This allows for better scheduling and maintaining best practices for physical distancing, officials said.Vaccinations will begin at the earliest possible moment after the shipment has arrived.Employees who are regularly interacting with COVID-19 patients and volunteer for the vaccination, will be scheduled. Once an individual is vaccinated, all participants will receive the “Vsafe” handout from the CDC to help monitor symptoms. The Vaccination clinic will monitor individuals for 15 minutes post-injection for any initial reactions.The participant is scheduled for their second injection at this time. 17-23 days after the first injection, participants return for the second injection of the vaccine. The Medical Center of Southeast Texas is preparing for the receipt and distribution of COVID-19 vaccinations to its clinical personnel later this week.“We stand ready to vaccinate our frontline workers who are directly involved in the care of COVID-19 patients,” a hospital statement Tuesday stated. “Vaccinations will be administered in a phased approach according to criteria outlined by the Centers for Disease Control and Prevention and the Advisory Committee on Immunization Practices.”A team will pre-screen employees, schedule employees for COVID vaccinations and set reminders for the administration of the second dose of the vaccine.
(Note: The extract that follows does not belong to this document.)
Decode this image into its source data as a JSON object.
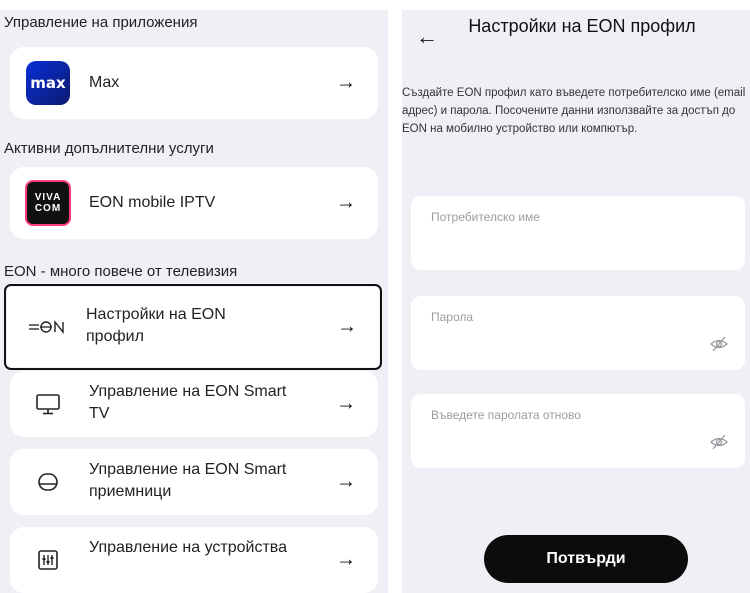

Again, all participants will be monitored for 15 minutes for any initial reactions post injection and will be instructed to monitor themselves on the “Vsafe” app, monitored by the CDC.“We are here to help facilitate this initial Covid-19 vaccination process for healthcare workers as instructed by the CDC, FDA and other government agencies,” the hospital said.